* _What the task requires_: Whatever appears in the listing, return all of it exactly.

* _Source data_:
------------------------------------------------

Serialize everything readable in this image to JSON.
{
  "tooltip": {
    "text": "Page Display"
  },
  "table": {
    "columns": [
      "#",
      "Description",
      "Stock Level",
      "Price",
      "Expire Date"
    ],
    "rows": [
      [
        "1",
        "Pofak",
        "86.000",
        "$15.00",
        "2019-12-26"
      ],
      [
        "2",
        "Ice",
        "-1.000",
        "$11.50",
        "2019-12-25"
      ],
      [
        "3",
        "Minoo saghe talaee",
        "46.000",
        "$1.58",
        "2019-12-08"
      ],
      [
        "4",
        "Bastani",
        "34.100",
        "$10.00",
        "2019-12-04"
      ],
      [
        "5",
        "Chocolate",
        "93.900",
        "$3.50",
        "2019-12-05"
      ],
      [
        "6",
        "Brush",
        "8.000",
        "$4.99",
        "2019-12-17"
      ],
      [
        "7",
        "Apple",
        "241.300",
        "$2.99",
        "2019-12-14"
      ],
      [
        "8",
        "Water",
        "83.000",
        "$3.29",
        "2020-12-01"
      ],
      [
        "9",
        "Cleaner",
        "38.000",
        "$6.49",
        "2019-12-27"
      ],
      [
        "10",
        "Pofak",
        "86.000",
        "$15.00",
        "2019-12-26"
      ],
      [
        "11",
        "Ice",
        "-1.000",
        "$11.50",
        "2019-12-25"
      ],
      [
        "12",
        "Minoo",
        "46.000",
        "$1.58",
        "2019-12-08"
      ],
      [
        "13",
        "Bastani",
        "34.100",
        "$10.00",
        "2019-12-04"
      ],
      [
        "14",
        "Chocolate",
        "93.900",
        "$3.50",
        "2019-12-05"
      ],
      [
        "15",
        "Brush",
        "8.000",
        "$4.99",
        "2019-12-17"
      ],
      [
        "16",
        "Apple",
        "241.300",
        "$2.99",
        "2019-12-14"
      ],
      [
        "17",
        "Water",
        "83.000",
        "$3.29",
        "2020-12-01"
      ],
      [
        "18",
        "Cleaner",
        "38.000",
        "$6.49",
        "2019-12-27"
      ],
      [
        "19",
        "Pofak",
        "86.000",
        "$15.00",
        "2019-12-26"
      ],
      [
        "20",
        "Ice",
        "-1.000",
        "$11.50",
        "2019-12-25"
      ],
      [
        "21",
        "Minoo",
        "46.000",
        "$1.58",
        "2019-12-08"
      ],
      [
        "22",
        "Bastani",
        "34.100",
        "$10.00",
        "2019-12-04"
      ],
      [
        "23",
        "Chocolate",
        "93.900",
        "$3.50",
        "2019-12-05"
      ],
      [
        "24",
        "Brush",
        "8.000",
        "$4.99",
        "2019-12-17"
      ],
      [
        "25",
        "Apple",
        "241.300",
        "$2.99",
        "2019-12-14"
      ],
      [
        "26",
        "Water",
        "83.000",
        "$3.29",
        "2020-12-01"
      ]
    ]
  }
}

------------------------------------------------

* _Solution_:
Serialize everything readable in this image to JSON.
{
  "tooltip": {
    "text": "Page Display"
  },
  "table": {
    "columns": [
      "#",
      "Description",
      "Stock Level",
      "Price",
      "Expire Date"
    ],
    "rows": [
      [
        "1",
        "Pofak",
        "86.000",
        "$15.00",
        "2019-12-26"
      ],
      [
        "2",
        "Ice",
        "-1.000",
        "$11.50",
        "2019-12-25"
      ],
      [
        "3",
        "Minoo saghe talaee",
        "46.000",
        "$1.58",
        "2019-12-08"
      ],
      [
        "4",
        "Bastani",
        "34.100",
        "$10.00",
        "2019-12-04"
      ],
      [
        "5",
        "Chocolate",
        "93.900",
        "$3.50",
        "2019-12-05"
      ],
      [
        "6",
        "Brush",
        "8.000",
        "$4.99",
        "2019-12-17"
      ],
      [
        "7",
        "Apple",
        "241.300",
        "$2.99",
        "2019-12-14"
      ],
      [
        "8",
        "Water",
        "83.000",
        "$3.29",
        "2020-12-01"
      ],
      [
        "9",
        "Cleaner",
        "38.000",
        "$6.49",
        "2019-12-27"
      ],
      [
        "10",
        "Pofak",
        "86.000",
        "$15.00",
        "2019-12-26"
      ],
      [
        "11",
        "Ice",
        "-1.000",
        "$11.50",
        "2019-12-25"
      ],
      [
        "12",
        "Minoo",
        "46.000",
        "$1.58",
        "2019-12-08"
      ],
      [
        "13",
        "Bastani",
        "34.100",
        "$10.00",
        "2019-12-04"
      ],
      [
        "14",
        "Chocolate",
        "93.900",
        "$3.50",
        "2019-12-05"
      ],
      [
        "15",
        "Brush",
        "8.000",
        "$4.99",
        "2019-12-17"
      ],
      [
        "16",
        "Apple",
        "241.300",
        "$2.99",
        "2019-12-14"
      ],
      [
        "17",
        "Water",
        "83.000",
        "$3.29",
        "2020-12-01"
      ],
      [
        "18",
        "Cleaner",
        "38.000",
        "$6.49",
        "2019-12-27"
      ],
      [
        "19",
        "Pofak",
        "86.000",
        "$15.00",
        "2019-12-26"
      ],
      [
        "20",
        "Ice",
        "-1.000",
        "$11.50",
        "2019-12-25"
      ],
      [
        "21",
        "Minoo",
        "46.000",
        "$1.58",
        "2019-12-08"
      ],
      [
        "22",
        "Bastani",
        "34.100",
        "$10.00",
        "2019-12-04"
      ],
      [
        "23",
        "Chocolate",
        "93.900",
        "$3.50",
        "2019-12-05"
      ],
      [
        "24",
        "Brush",
        "8.000",
        "$4.99",
        "2019-12-17"
      ],
      [
        "25",
        "Apple",
        "241.300",
        "$2.99",
        "2019-12-14"
      ],
      [
        "26",
        "Water",
        "83.000",
        "$3.29",
        "2020-12-01"
      ]
    ]
  }
}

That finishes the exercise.